Report all lines in the records that hold the string "Reports".

-------

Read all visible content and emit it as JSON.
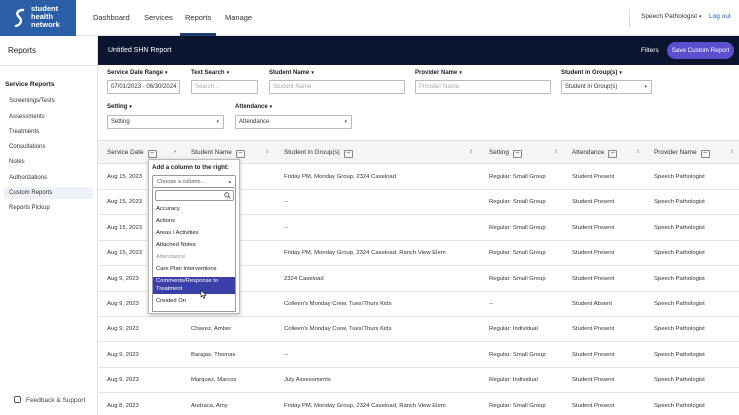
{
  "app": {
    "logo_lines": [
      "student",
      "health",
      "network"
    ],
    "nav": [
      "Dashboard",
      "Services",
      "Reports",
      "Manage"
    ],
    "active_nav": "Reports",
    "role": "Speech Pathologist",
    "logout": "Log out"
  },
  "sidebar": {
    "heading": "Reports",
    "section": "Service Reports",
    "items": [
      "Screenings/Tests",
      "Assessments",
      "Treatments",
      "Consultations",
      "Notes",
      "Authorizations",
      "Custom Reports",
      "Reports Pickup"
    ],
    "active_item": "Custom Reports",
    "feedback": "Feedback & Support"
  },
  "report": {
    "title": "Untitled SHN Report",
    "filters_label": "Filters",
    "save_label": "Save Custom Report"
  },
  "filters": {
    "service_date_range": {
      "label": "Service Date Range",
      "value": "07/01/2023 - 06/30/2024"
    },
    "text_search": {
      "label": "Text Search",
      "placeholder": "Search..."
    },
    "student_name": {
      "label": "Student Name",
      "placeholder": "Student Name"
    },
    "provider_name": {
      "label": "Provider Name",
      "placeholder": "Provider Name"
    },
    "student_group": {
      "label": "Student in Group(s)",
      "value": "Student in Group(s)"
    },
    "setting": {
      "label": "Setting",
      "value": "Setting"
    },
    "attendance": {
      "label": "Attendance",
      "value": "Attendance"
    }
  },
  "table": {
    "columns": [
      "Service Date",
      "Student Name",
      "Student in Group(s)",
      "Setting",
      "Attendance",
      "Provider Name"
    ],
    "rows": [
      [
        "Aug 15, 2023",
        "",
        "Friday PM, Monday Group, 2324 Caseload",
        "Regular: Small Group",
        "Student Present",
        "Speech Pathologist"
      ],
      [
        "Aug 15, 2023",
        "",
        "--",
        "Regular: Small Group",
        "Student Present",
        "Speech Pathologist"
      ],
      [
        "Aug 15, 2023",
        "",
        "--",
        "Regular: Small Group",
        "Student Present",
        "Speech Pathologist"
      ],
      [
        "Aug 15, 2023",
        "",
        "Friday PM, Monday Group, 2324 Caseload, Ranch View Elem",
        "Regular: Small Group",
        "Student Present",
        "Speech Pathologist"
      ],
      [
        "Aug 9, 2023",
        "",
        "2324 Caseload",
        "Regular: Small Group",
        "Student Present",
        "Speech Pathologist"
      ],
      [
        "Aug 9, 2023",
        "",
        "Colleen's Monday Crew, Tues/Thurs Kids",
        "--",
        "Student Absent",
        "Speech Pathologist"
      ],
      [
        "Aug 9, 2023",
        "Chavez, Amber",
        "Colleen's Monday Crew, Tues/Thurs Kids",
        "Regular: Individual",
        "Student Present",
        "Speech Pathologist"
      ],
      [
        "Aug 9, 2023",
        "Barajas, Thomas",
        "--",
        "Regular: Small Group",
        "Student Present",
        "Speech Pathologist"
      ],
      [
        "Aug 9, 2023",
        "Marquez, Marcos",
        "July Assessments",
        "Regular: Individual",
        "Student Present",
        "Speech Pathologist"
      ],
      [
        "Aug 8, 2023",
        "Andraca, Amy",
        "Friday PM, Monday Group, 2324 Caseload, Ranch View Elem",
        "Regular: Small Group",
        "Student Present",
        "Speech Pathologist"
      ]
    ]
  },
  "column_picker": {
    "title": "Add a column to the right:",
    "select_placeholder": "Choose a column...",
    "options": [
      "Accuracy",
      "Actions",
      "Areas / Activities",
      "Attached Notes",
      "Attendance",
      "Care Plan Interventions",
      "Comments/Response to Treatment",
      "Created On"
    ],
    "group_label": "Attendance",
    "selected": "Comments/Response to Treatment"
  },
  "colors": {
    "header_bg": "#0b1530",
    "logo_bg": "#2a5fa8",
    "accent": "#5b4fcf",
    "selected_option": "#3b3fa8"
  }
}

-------

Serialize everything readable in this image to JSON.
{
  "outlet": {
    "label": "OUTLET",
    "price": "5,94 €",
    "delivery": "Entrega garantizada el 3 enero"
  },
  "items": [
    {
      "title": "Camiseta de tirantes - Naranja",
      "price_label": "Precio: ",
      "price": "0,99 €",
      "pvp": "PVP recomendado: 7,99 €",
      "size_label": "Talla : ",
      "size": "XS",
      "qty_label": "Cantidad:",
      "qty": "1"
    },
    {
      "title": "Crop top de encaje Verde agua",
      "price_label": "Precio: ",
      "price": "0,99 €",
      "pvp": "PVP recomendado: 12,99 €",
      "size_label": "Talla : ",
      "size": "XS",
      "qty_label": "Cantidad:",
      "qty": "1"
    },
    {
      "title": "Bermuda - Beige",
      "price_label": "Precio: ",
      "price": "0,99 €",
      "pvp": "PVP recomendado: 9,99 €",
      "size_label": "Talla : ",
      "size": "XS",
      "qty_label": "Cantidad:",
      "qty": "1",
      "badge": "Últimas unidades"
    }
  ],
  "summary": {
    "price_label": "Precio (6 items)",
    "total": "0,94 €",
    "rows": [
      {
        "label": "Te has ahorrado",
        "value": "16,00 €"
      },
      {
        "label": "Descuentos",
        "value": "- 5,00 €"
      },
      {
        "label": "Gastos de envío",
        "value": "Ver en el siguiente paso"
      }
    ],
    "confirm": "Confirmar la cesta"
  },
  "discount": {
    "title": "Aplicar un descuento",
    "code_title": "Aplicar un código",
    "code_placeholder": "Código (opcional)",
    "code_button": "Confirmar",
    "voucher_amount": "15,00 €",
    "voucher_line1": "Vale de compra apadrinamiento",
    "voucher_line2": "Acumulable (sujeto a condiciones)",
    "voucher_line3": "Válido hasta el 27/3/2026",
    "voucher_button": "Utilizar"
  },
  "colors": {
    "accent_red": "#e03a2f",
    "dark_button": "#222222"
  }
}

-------

> **Final answer**:
      "Reports",
    "active_nav": "Reports",
    "heading": "Reports",
    "section": "Service Reports",
      "Custom Reports",
      "Reports Pickup"
    "active_item": "Custom Reports",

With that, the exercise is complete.